◆ GIVEN DATA:
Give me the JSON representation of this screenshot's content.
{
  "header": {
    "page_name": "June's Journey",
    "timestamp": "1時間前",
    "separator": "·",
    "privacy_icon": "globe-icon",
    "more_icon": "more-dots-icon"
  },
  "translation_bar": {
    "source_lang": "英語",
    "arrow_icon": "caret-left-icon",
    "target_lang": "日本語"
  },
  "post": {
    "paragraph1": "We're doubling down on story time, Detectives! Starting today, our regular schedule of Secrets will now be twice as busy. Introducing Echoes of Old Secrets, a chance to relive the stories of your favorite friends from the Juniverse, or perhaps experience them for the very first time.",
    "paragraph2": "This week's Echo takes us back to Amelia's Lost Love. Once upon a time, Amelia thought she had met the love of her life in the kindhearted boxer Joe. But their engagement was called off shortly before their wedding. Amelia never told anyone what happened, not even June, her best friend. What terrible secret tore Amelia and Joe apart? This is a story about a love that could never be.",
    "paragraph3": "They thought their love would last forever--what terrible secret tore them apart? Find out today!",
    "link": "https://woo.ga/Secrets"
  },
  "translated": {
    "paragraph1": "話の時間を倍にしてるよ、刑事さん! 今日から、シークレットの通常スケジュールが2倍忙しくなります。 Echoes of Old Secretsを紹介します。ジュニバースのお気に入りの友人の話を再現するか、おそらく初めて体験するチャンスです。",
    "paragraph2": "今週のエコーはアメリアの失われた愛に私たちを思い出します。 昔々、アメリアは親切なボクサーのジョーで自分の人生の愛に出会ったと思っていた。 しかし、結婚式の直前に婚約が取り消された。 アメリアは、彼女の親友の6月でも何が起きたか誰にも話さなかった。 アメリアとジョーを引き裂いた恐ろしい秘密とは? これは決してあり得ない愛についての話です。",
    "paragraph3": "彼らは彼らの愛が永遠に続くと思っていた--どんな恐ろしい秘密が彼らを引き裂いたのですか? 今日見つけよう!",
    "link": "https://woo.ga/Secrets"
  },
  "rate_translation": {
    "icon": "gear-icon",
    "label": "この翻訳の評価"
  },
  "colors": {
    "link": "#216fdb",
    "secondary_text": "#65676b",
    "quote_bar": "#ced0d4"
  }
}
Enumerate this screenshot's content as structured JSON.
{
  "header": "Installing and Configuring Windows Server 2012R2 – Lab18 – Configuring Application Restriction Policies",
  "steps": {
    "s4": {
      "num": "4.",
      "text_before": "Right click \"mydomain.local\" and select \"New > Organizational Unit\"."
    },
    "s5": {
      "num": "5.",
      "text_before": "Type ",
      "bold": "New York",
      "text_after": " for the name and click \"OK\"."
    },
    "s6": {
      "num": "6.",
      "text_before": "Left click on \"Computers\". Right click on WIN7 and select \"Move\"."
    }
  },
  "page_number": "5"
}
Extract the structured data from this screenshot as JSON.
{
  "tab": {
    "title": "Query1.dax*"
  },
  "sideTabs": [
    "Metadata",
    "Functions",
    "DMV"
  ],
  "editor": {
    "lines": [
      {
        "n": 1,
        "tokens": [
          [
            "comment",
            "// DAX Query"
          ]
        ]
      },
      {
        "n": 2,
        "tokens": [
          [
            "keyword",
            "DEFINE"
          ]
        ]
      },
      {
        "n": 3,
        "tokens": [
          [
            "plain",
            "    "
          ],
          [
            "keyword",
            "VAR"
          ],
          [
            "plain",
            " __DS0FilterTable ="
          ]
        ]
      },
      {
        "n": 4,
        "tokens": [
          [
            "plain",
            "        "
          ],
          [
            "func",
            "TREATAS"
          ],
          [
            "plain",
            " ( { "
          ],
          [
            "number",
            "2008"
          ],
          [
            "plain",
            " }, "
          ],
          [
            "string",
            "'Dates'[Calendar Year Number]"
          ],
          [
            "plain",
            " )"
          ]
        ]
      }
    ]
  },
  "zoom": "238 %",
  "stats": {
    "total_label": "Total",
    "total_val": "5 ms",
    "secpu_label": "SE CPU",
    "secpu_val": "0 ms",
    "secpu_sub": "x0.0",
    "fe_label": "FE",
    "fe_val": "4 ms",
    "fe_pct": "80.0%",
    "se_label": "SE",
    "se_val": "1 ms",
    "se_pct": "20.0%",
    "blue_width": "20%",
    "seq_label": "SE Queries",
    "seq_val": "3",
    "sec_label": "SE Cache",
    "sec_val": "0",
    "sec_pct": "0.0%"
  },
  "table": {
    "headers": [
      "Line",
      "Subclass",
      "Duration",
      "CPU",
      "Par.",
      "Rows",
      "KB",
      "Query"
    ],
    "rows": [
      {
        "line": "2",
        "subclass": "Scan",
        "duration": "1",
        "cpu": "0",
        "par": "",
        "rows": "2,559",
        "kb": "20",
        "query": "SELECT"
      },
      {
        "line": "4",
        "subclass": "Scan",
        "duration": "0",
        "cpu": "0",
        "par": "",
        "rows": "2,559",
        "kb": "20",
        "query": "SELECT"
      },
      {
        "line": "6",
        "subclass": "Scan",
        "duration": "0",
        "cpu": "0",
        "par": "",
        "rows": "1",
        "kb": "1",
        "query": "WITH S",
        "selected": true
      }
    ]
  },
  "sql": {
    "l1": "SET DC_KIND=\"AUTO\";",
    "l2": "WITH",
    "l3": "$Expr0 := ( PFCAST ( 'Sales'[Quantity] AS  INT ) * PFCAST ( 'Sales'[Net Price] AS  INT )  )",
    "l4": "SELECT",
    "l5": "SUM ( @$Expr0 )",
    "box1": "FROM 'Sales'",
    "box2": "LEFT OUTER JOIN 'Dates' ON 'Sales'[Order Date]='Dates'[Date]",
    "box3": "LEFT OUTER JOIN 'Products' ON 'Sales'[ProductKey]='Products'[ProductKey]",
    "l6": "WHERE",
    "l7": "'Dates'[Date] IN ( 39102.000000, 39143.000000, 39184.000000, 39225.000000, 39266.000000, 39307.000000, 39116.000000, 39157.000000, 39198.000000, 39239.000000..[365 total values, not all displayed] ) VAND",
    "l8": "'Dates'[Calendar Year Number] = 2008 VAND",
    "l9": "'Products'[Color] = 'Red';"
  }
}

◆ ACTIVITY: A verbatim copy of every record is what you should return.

◆ RESULT OF THE TASK:
Give me the JSON representation of this screenshot's content.
{
  "header": {
    "page_name": "June's Journey",
    "timestamp": "1時間前",
    "separator": "·",
    "privacy_icon": "globe-icon",
    "more_icon": "more-dots-icon"
  },
  "translation_bar": {
    "source_lang": "英語",
    "arrow_icon": "caret-left-icon",
    "target_lang": "日本語"
  },
  "post": {
    "paragraph1": "We're doubling down on story time, Detectives! Starting today, our regular schedule of Secrets will now be twice as busy. Introducing Echoes of Old Secrets, a chance to relive the stories of your favorite friends from the Juniverse, or perhaps experience them for the very first time.",
    "paragraph2": "This week's Echo takes us back to Amelia's Lost Love. Once upon a time, Amelia thought she had met the love of her life in the kindhearted boxer Joe. But their engagement was called off shortly before their wedding. Amelia never told anyone what happened, not even June, her best friend. What terrible secret tore Amelia and Joe apart? This is a story about a love that could never be.",
    "paragraph3": "They thought their love would last forever--what terrible secret tore them apart? Find out today!",
    "link": "https://woo.ga/Secrets"
  },
  "translated": {
    "paragraph1": "話の時間を倍にしてるよ、刑事さん! 今日から、シークレットの通常スケジュールが2倍忙しくなります。 Echoes of Old Secretsを紹介します。ジュニバースのお気に入りの友人の話を再現するか、おそらく初めて体験するチャンスです。",
    "paragraph2": "今週のエコーはアメリアの失われた愛に私たちを思い出します。 昔々、アメリアは親切なボクサーのジョーで自分の人生の愛に出会ったと思っていた。 しかし、結婚式の直前に婚約が取り消された。 アメリアは、彼女の親友の6月でも何が起きたか誰にも話さなかった。 アメリアとジョーを引き裂いた恐ろしい秘密とは? これは決してあり得ない愛についての話です。",
    "paragraph3": "彼らは彼らの愛が永遠に続くと思っていた--どんな恐ろしい秘密が彼らを引き裂いたのですか? 今日見つけよう!",
    "link": "https://woo.ga/Secrets"
  },
  "rate_translation": {
    "icon": "gear-icon",
    "label": "この翻訳の評価"
  },
  "colors": {
    "link": "#216fdb",
    "secondary_text": "#65676b",
    "quote_bar": "#ced0d4"
  }
}
Enumerate this screenshot's content as structured JSON.
{
  "header": "Installing and Configuring Windows Server 2012R2 – Lab18 – Configuring Application Restriction Policies",
  "steps": {
    "s4": {
      "num": "4.",
      "text_before": "Right click \"mydomain.local\" and select \"New > Organizational Unit\"."
    },
    "s5": {
      "num": "5.",
      "text_before": "Type ",
      "bold": "New York",
      "text_after": " for the name and click \"OK\"."
    },
    "s6": {
      "num": "6.",
      "text_before": "Left click on \"Computers\". Right click on WIN7 and select \"Move\"."
    }
  },
  "page_number": "5"
}
Extract the structured data from this screenshot as JSON.
{
  "tab": {
    "title": "Query1.dax*"
  },
  "sideTabs": [
    "Metadata",
    "Functions",
    "DMV"
  ],
  "editor": {
    "lines": [
      {
        "n": 1,
        "tokens": [
          [
            "comment",
            "// DAX Query"
          ]
        ]
      },
      {
        "n": 2,
        "tokens": [
          [
            "keyword",
            "DEFINE"
          ]
        ]
      },
      {
        "n": 3,
        "tokens": [
          [
            "plain",
            "    "
          ],
          [
            "keyword",
            "VAR"
          ],
          [
            "plain",
            " __DS0FilterTable ="
          ]
        ]
      },
      {
        "n": 4,
        "tokens": [
          [
            "plain",
            "        "
          ],
          [
            "func",
            "TREATAS"
          ],
          [
            "plain",
            " ( { "
          ],
          [
            "number",
            "2008"
          ],
          [
            "plain",
            " }, "
          ],
          [
            "string",
            "'Dates'[Calendar Year Number]"
          ],
          [
            "plain",
            " )"
          ]
        ]
      }
    ]
  },
  "zoom": "238 %",
  "stats": {
    "total_label": "Total",
    "total_val": "5 ms",
    "secpu_label": "SE CPU",
    "secpu_val": "0 ms",
    "secpu_sub": "x0.0",
    "fe_label": "FE",
    "fe_val": "4 ms",
    "fe_pct": "80.0%",
    "se_label": "SE",
    "se_val": "1 ms",
    "se_pct": "20.0%",
    "blue_width": "20%",
    "seq_label": "SE Queries",
    "seq_val": "3",
    "sec_label": "SE Cache",
    "sec_val": "0",
    "sec_pct": "0.0%"
  },
  "table": {
    "headers": [
      "Line",
      "Subclass",
      "Duration",
      "CPU",
      "Par.",
      "Rows",
      "KB",
      "Query"
    ],
    "rows": [
      {
        "line": "2",
        "subclass": "Scan",
        "duration": "1",
        "cpu": "0",
        "par": "",
        "rows": "2,559",
        "kb": "20",
        "query": "SELECT"
      },
      {
        "line": "4",
        "subclass": "Scan",
        "duration": "0",
        "cpu": "0",
        "par": "",
        "rows": "2,559",
        "kb": "20",
        "query": "SELECT"
      },
      {
        "line": "6",
        "subclass": "Scan",
        "duration": "0",
        "cpu": "0",
        "par": "",
        "rows": "1",
        "kb": "1",
        "query": "WITH S",
        "selected": true
      }
    ]
  },
  "sql": {
    "l1": "SET DC_KIND=\"AUTO\";",
    "l2": "WITH",
    "l3": "$Expr0 := ( PFCAST ( 'Sales'[Quantity] AS  INT ) * PFCAST ( 'Sales'[Net Price] AS  INT )  )",
    "l4": "SELECT",
    "l5": "SUM ( @$Expr0 )",
    "box1": "FROM 'Sales'",
    "box2": "LEFT OUTER JOIN 'Dates' ON 'Sales'[Order Date]='Dates'[Date]",
    "box3": "LEFT OUTER JOIN 'Products' ON 'Sales'[ProductKey]='Products'[ProductKey]",
    "l6": "WHERE",
    "l7": "'Dates'[Date] IN ( 39102.000000, 39143.000000, 39184.000000, 39225.000000, 39266.000000, 39307.000000, 39116.000000, 39157.000000, 39198.000000, 39239.000000..[365 total values, not all displayed] ) VAND",
    "l8": "'Dates'[Calendar Year Number] = 2008 VAND",
    "l9": "'Products'[Color] = 'Red';"
  }
}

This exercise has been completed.